# YOUR ASSIGNMENT
Go through the data below line by line and count those containing the word "Salai". Reply with the count only.

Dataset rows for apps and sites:
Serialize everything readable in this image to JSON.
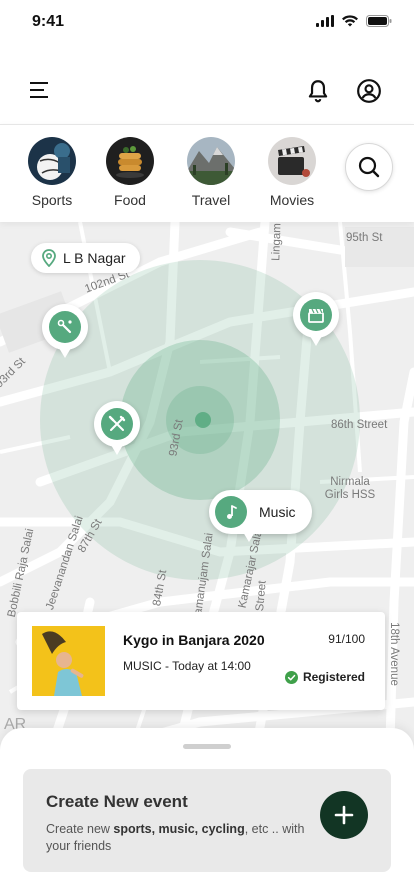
{
  "status_bar": {
    "time": "9:41"
  },
  "categories": [
    {
      "label": "Sports"
    },
    {
      "label": "Food"
    },
    {
      "label": "Travel"
    },
    {
      "label": "Movies"
    }
  ],
  "map": {
    "location": "L B Nagar",
    "streets": [
      "95th St",
      "102nd St",
      "93rd St",
      "93rd St",
      "86th Street",
      "Nirmala Girls HSS",
      "87th St",
      "84th St",
      "Bobbili Raja Salai",
      "Jeevanandan Salai",
      "Ramanujam Salai",
      "Kamarajar Salai",
      "Street",
      "18th Avenue",
      "Lingam",
      "AR"
    ],
    "music_pin_label": "Music"
  },
  "event": {
    "title": "Kygo in Banjara 2020",
    "count": "91/100",
    "subtitle": "MUSIC - Today at 14:00",
    "status": "Registered"
  },
  "create": {
    "title": "Create New event",
    "desc_prefix": "Create new ",
    "desc_bold": "sports, music, cycling",
    "desc_suffix": ", etc .. with your friends"
  },
  "colors": {
    "accent": "#56a97f",
    "fab": "#123524"
  }
}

# REPLY
4